Today there is a need for some humor, with it being election day in the U.S. This is a scary election, with millions of people voting for which presidential candidate seems least likely to destroy democracy. (I still can’t get over the fact that out of all the great people here, Joe Biden and Donald Trump are the ones we get to choose from. But I digress…) Anyway, here’s some politics-related pictures that hopefully you might find funny or humorous.
(To see more funny pictures, click on the “Funny Pictures” category in the sidebar.)
Have you ever heard of a Rube Goldberg machine? It’s a contraption (usually homemade) where the whole point is to make a machine that’s way more complex than necessary to do a simple task. These types of machines were seen often in Looney Tunes cartoons, and they often used the music of Raymond Scott, specifically a song called “Powerhouse“.*

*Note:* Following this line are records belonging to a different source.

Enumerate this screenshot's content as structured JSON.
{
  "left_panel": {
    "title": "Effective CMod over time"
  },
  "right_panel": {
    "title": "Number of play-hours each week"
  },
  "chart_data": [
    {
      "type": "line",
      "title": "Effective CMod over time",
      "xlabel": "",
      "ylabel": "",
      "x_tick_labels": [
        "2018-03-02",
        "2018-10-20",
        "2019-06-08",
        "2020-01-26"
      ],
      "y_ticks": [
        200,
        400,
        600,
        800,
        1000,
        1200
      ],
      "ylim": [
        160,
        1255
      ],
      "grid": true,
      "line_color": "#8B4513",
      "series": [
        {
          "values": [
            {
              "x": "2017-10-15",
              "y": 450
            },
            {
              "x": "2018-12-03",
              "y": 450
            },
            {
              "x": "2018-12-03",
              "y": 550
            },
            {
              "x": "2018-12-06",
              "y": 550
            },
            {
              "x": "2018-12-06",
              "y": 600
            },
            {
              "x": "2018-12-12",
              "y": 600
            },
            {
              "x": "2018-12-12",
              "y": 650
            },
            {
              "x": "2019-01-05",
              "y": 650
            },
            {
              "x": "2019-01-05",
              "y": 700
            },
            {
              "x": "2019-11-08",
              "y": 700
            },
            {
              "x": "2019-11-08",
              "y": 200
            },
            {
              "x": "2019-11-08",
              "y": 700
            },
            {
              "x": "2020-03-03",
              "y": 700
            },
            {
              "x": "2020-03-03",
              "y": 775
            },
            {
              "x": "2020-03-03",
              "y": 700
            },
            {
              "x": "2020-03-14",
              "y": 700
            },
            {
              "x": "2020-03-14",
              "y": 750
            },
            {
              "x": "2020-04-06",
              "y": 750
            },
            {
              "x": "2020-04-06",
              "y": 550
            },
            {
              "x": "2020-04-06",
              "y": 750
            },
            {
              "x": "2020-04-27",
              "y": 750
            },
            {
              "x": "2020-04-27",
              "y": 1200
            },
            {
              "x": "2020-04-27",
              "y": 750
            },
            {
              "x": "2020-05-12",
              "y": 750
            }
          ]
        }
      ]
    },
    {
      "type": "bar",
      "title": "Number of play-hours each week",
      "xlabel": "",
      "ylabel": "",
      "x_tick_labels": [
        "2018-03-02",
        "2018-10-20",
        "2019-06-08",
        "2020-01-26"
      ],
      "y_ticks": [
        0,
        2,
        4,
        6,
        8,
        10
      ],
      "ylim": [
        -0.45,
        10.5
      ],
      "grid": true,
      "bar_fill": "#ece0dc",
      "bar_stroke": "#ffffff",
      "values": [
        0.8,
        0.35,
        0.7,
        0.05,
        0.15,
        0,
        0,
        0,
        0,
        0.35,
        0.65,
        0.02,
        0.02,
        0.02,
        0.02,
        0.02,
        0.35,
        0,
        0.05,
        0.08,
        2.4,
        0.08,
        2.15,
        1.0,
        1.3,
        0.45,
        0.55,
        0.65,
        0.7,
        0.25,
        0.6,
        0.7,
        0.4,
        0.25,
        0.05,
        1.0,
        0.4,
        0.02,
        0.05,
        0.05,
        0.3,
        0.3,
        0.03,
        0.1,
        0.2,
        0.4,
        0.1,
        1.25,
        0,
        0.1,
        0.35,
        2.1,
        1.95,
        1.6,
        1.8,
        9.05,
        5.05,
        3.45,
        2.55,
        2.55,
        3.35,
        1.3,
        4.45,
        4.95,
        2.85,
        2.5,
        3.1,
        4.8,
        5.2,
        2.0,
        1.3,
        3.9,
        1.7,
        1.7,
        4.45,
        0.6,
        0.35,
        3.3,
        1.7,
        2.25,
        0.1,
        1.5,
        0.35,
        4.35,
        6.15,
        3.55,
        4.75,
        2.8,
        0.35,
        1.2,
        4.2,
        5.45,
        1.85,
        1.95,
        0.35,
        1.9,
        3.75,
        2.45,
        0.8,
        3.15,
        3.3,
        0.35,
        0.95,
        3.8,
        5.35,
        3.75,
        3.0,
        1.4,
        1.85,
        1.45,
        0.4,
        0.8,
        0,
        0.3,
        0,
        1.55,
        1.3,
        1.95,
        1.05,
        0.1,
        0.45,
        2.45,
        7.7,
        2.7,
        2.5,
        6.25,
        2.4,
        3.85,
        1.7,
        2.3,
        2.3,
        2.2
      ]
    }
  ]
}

I happened across some YouTube videos of people making their own, which is interesting. They make it look easy, but it takes a lot of practice to make these work reliably. Building one uses spatialization and geometry and physics, which can be a learning experience. It also requires patience and carefulness, plus trial and error, which are good to learn, too. But enough talk — here are a couple of videos that show an impressive one built to help with eating while we’re supposed to be social distancing.
How to pass the salt while social distancing:
And even better, how to pass the pepper while social distancing:
*This is bonus, if you want to know more about that song. It’s often used with either an assembly line or a Rube Goldberg machine (which is also known as a “Heath Robinson contraption” in some parts of the world). This song was used in over 40 Warner Bros. cartoons, also in The Ren and Stimpy Show, The Simpsons, Animaniacs, The Drew Carey Show, The Bernie Mac Show, Spongebob SquarePants, and even a Visa commercial. So you’ve probably heard it.
If you’re still reading and want to hear the song in context with some clips from Looney Tunes, check this out:
One last bit of randomness — Matt Groening (creator of The Simpsons and Futurama) once ranked “Powerhouse” #14 on a list of his “100 Favorite Things”. I’ve never made such a list. Have you? It sounds like a fun thinking exercise.
Welcome to another caption contest! It’s been a while, so let’s go over the “rules”. (Don’t worry, there’s no legalese / fine print here.)
1) Say something funny and/or random about the picture. 2) Keep it clean and family-friendly.
Here are some tips: What are the people thinking (before or after)? What might they say? Why did this happen? What might happen after this? Also remember that you can create circumstances however you want. You could also speak from the point-of-view of a narrator or anyone else you think up. It doesn’t have to be realistic, either — you could imagine it as part of a movie. Basically, anything goes as long as it’s funny and clean. Have fun!
Let me also add that comments continue to get added, so check back occasionally. There’s a Recent Comments section in the sidebar, or you can also subscribe to the comments for a post to receive them by e-mail if you prefer.
(To see our other caption contests, click on the “Say What?” category in the sidebar.)
You’ve probably heard much talk this year about washing your hands with soap. Perhaps you’ve heard that soap is better at removing the COVID-19 coronavirus than hand sanitizer. (There is a myth out there that hand sanitizer is better, perhaps because it’s not “old-school” like soap.) But do you know why soap is better?
If you haven’t thought much about it, you might assume that soap helps wash away the germs on your hands. It probably does help with it. However, its effectiveness against COVID-19 (and other sickness-causing germs) is much darker than you would imagine: Soap is not just washing it away — it’s ripping it apart, destroying it violently. If you want to read how and why it does that, read this: How soap absolutely annihilates the coronavirus. If you don’t have time to read/watch it, here’s important info you should know: Just washing your hands with water does not wash away the coronavirus or other similar germs. Also, you need to have soap on your hands for 20 seconds for it to do its thing. That’s not just a made-up number (like the suggestion to brush your teeth for two minutes) — it actually takes 20 seconds.
The next time you’re washing your hands with soap and have them lathered up really good and are waiting 20 seconds before rinsing, take a look at the soap bubbles on your hands and think of how they are single-handedly destroying COVID-19 germs. (Oops, that was almost a pun… there’s probably one you could make by changing a word or two, but I’m not going there.)